Some of the stuff coming from the other side in the post-Prop 8 “discussion,” is just kind of unbelievable. Consider this reprint from the New Yorker on MSNBC:
You might think that an organization that for most of the first of its not yet two centuries of existence was the world’s most notorious proponent of startlingly unconventional forms of wedded bliss would be a little reticent about issuing orders to the rest of humanity specifying exactly who should be legally entitled to marry whom. But no. The Mormon Church—as anyone can attest who has ever answered the doorbell to find a pair of polite, persistent, adolescent “elders” standing on the stoop, tracts in hand—does not count reticence among the cardinal virtues.
That’s the opening sentence! It completely ignores two very plain facts. One, the LDS – rightly – jettisoned their adherence to “unconvential forms of marriage.” Something the gay community just might want to consider. Some of us learn from our mistakes. Secondly, no one “issued orders” to anyone – THE DEMOCRATIC PROCESS FUNCTIONED PROPERLY. The only coercion I have seen in this entire thing has been from the left as they used disturbance of the peace, vandalism, threats of violence, and harassment to attempt to force their minority desire on the rest of society.

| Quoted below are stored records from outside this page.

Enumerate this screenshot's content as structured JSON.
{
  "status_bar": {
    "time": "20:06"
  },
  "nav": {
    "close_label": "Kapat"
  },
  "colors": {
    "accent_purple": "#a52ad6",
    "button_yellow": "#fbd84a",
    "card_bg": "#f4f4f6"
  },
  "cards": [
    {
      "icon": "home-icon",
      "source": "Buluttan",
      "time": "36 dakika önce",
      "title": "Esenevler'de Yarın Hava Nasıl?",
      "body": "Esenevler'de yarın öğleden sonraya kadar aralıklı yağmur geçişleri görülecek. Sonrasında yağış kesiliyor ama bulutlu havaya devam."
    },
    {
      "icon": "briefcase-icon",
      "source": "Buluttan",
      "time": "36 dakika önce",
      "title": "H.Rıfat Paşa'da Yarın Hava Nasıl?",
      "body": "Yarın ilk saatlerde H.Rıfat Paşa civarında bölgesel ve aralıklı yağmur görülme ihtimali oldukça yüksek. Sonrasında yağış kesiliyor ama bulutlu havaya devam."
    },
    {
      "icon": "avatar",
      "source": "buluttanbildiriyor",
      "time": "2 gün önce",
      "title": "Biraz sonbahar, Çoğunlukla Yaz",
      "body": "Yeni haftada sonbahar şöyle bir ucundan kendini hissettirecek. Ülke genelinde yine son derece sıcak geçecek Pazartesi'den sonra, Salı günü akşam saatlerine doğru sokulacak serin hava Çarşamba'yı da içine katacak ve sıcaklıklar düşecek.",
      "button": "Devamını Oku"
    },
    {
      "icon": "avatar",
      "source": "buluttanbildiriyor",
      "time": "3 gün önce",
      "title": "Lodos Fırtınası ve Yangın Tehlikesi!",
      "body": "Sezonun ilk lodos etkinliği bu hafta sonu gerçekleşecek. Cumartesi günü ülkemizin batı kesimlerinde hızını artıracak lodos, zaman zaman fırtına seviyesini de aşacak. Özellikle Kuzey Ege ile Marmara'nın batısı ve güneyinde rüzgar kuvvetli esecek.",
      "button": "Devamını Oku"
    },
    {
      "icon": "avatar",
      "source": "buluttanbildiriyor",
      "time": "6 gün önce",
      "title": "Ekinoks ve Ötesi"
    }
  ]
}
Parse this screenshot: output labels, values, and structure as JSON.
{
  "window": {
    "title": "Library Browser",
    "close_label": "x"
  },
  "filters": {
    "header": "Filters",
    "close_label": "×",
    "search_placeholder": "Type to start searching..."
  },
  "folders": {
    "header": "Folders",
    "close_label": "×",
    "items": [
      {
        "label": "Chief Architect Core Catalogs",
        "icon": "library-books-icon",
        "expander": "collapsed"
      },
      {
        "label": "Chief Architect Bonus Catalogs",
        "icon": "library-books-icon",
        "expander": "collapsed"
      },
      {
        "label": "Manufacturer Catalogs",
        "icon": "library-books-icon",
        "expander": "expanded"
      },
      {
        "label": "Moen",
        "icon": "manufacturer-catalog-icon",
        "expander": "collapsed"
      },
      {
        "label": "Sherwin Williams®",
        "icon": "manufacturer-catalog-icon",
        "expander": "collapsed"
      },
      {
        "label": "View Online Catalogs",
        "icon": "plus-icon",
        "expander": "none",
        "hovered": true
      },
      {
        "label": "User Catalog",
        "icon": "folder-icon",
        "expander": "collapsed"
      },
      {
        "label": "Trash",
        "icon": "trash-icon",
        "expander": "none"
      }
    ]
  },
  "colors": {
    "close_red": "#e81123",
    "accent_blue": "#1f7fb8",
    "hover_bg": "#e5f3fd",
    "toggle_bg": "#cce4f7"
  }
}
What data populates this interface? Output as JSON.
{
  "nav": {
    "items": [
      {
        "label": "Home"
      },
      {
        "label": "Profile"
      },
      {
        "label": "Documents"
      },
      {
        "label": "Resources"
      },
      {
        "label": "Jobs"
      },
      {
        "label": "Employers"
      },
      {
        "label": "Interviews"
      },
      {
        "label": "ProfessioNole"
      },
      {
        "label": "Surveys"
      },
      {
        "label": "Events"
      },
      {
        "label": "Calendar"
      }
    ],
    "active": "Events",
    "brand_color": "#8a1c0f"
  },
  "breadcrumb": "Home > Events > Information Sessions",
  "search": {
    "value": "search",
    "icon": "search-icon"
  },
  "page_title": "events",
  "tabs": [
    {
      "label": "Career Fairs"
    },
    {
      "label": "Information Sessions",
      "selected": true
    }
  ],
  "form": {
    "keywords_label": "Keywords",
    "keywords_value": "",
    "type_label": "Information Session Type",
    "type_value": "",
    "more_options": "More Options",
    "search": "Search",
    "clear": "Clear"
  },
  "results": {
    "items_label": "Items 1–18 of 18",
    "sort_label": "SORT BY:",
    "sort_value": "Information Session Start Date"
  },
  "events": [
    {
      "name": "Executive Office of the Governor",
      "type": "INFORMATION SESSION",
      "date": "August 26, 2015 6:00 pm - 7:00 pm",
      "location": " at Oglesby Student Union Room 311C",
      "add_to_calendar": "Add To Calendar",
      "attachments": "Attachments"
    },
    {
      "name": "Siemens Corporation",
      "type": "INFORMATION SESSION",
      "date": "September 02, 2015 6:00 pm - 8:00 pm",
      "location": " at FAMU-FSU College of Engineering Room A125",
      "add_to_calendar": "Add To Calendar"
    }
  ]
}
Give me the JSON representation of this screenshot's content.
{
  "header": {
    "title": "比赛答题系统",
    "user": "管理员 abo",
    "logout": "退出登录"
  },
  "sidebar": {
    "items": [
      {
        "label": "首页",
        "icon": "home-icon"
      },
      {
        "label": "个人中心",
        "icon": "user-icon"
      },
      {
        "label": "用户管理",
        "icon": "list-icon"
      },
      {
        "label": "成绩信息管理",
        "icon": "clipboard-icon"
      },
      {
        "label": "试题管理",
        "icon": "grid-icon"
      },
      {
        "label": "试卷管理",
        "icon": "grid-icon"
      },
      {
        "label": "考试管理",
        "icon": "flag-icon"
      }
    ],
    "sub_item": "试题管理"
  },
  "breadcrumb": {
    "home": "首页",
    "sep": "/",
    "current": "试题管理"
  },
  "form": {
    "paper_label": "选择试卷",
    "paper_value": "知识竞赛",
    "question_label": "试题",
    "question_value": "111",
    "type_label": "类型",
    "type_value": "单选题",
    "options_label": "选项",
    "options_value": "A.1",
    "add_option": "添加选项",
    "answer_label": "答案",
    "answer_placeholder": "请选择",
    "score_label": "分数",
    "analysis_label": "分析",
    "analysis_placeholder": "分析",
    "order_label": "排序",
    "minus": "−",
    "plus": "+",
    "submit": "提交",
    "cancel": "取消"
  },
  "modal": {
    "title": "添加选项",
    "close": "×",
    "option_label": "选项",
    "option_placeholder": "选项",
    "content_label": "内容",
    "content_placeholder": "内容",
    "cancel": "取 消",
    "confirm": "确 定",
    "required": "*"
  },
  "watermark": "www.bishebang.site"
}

This year’s headline is that, with the encouragement of their religious leaders, Mormons gave loads of money and man-hours to pass Proposition 8 in California, which banned same-sex marriage in the state. Indeed, they were probably the most organized and consequential force behind the measure’s passage. But in the face of post-election protests outside its temples, the church doesn’t seem to want to take much credit.
Not really. I have never heard a Mormon shrink from their role in all this, rather I have heard people who 1) exercise the wonderful religious virtue of humility in its proper context and fashion; 2) wish to act in unity with others of somewhat different religious persuasions; and 3) recognize that their contribution, while significant, was not determinative.
I can only conclude thot those that lost in this election need someone to blame that is not themselves and so they are lashing out at Mormons as the most readily available and vulnerable target. But when matched up against the facts – simply that 52% of the people of California voted for Propsition 8 – that targeting simply does not hold up. 6, 582,471 votes were cast for Prop 8 – that is a number roughly equivalent to all the Mormons in the United States, and most of them live somewhere besides California.
Frankly, in light of such factually inaccurate claims as these, this whole “blame the Mormons” schtick on the part of the left is starting to look ridiculous. It would be humorous if people were not losing their jobs, being vandalized, and beig threatened.